◆ YOUR INSTRUCTIONS ◆
When a line in the material contains the word "Exportacion", copy it.

• • • • •

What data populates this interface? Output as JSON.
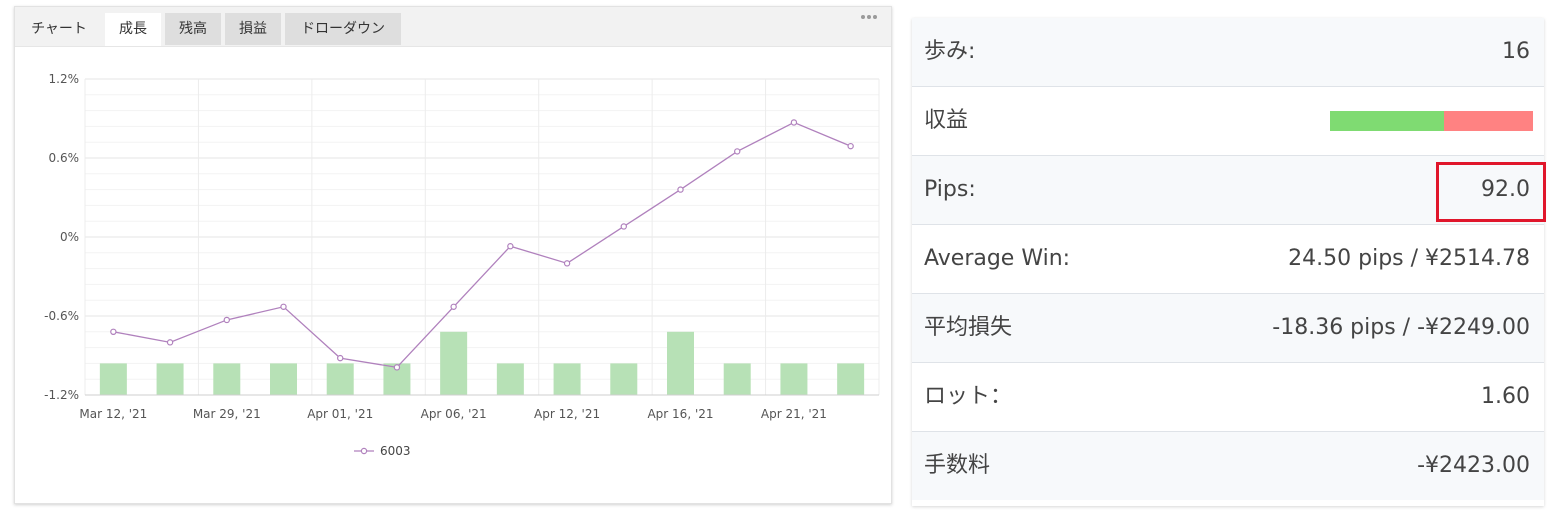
{
  "tabs": [
    {
      "label": "チャート"
    },
    {
      "label": "成長"
    },
    {
      "label": "残高"
    },
    {
      "label": "損益"
    },
    {
      "label": "ドローダウン"
    }
  ],
  "active_tab": "成長",
  "menu_icon": "more-dots-icon",
  "chart_data": {
    "type": "bar+line",
    "categories": [
      "Mar 12, '21",
      "",
      "Mar 29, '21",
      "",
      "Apr 01, '21",
      "",
      "Apr 06, '21",
      "",
      "Apr 12, '21",
      "",
      "Apr 16, '21",
      "",
      "Apr 21, '21",
      ""
    ],
    "x_tick_labels": [
      "Mar 12, '21",
      "Mar 29, '21",
      "Apr 01, '21",
      "Apr 06, '21",
      "Apr 12, '21",
      "Apr 16, '21",
      "Apr 21, '21"
    ],
    "y_tick_labels": [
      "1.2%",
      "0.6%",
      "0%",
      "-0.6%",
      "-1.2%"
    ],
    "ylim": [
      -1.2,
      1.2
    ],
    "grid": true,
    "legend_position": "bottom",
    "series": [
      {
        "name": "6003",
        "type": "line",
        "color": "#b081bd",
        "values": [
          -0.72,
          -0.8,
          -0.63,
          -0.53,
          -0.92,
          -0.99,
          -0.53,
          -0.07,
          -0.2,
          0.08,
          0.36,
          0.65,
          0.87,
          0.69
        ]
      },
      {
        "type": "bar",
        "color": "#b7e1b6",
        "values": [
          -0.96,
          -0.96,
          -0.96,
          -0.96,
          -0.96,
          -0.96,
          -0.72,
          -0.96,
          -0.96,
          -0.96,
          -0.72,
          -0.96,
          -0.96,
          -0.96
        ]
      }
    ]
  },
  "stats": [
    {
      "label": "歩み:",
      "value": "16"
    },
    {
      "label": "収益",
      "value": "",
      "win_ratio": 0.56,
      "win_color": "#7fdb72",
      "loss_color": "#ff8282"
    },
    {
      "label": "Pips:",
      "value": "92.0"
    },
    {
      "label": "Average Win:",
      "value": "24.50 pips / ¥2514.78"
    },
    {
      "label": "平均損失",
      "value": "-18.36 pips / -¥2249.00"
    },
    {
      "label": "ロット：",
      "value": "1.60"
    },
    {
      "label": "手数料",
      "value": "-¥2423.00"
    }
  ],
  "highlight_color": "#e0162b"
}
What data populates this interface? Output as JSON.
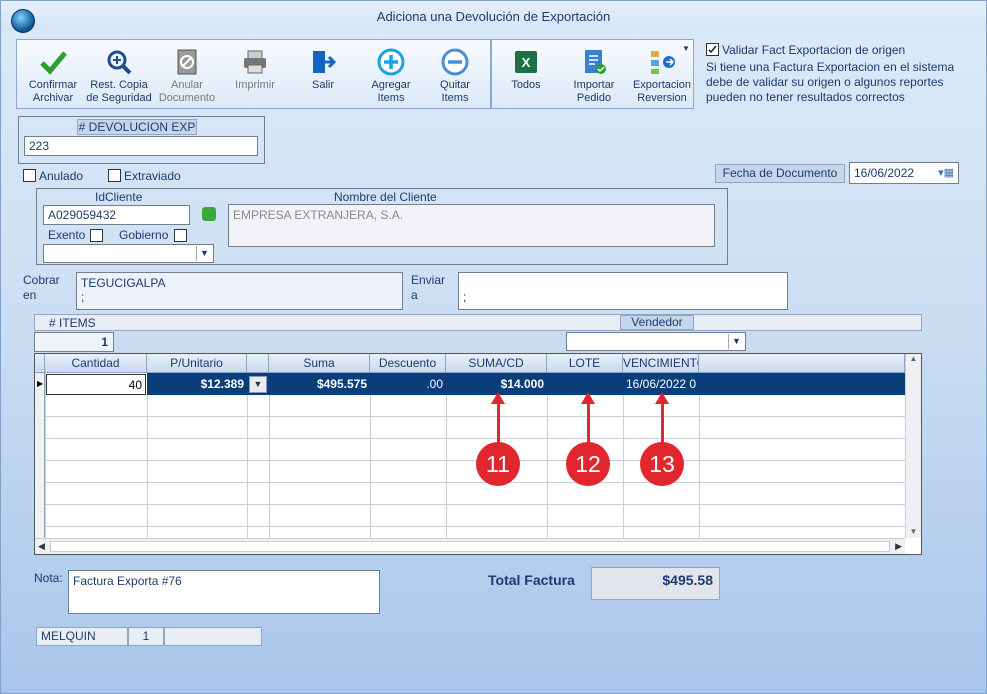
{
  "window": {
    "title": "Adiciona una Devolución de Exportación"
  },
  "toolbar": {
    "confirm": "Confirmar\nArchivar",
    "restore": "Rest. Copia\nde Seguridad",
    "void": "Anular\nDocumento",
    "print": "Imprimir",
    "exit": "Salir",
    "add_items": "Agregar\nItems",
    "remove_items": "Quitar\nItems",
    "all": "Todos",
    "import_order": "Importar\nPedido",
    "export_reversal": "Exportacion\nReversion"
  },
  "validate": {
    "label": "Validar Fact Exportacion de origen",
    "note": "Si tiene una Factura Exportacion en el sistema debe de validar su origen o algunos reportes pueden no tener resultados correctos",
    "checked": true
  },
  "doc": {
    "header": "# DEVOLUCION EXP",
    "number": "223"
  },
  "flags": {
    "anulado": "Anulado",
    "extraviado": "Extraviado"
  },
  "date": {
    "label": "Fecha de  Documento",
    "value": "16/06/2022"
  },
  "client": {
    "id_label": "IdCliente",
    "id_value": "A029059432",
    "name_label": "Nombre del Cliente",
    "name_value": "EMPRESA EXTRANJERA, S.A.",
    "exento": "Exento",
    "gobierno": "Gobierno"
  },
  "billing": {
    "cobrar_label": "Cobrar\nen",
    "cobrar_value": "TEGUCIGALPA\n ;",
    "enviar_label": "Enviar\na",
    "enviar_value": " ;"
  },
  "items_bar": {
    "label": "# ITEMS",
    "count": "1",
    "vendedor": "Vendedor"
  },
  "grid": {
    "columns": [
      "Cantidad",
      "P/Unitario",
      "",
      "Suma",
      "Descuento",
      "SUMA/CD",
      "LOTE",
      "VENCIMIENTO"
    ],
    "row": {
      "cantidad": "40",
      "unitario": "$12.389",
      "suma": "$495.575",
      "descuento": ".00",
      "sumacd": "$14.000",
      "lote": "",
      "vencimiento": "16/06/2022 0"
    }
  },
  "callouts": [
    "11",
    "12",
    "13"
  ],
  "nota": {
    "label": "Nota:",
    "value": "Factura Exporta #76"
  },
  "total": {
    "label": "Total Factura",
    "value": "$495.58"
  },
  "footer": {
    "user": "MELQUIN",
    "num": "1",
    "extra": ""
  },
  "colors": {
    "accent": "#0a3e7a",
    "row_selected": "#0a3e7a",
    "callout": "#e2262e"
  }
}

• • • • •

◆ RESPONSE AREA ◆
    "export_reversal": "Exportacion\nReversion"
    "label": "Validar Fact Exportacion de origen",
    "note": "Si tiene una Factura Exportacion en el sistema debe de validar su origen o algunos reportes pueden no tener resultados correctos",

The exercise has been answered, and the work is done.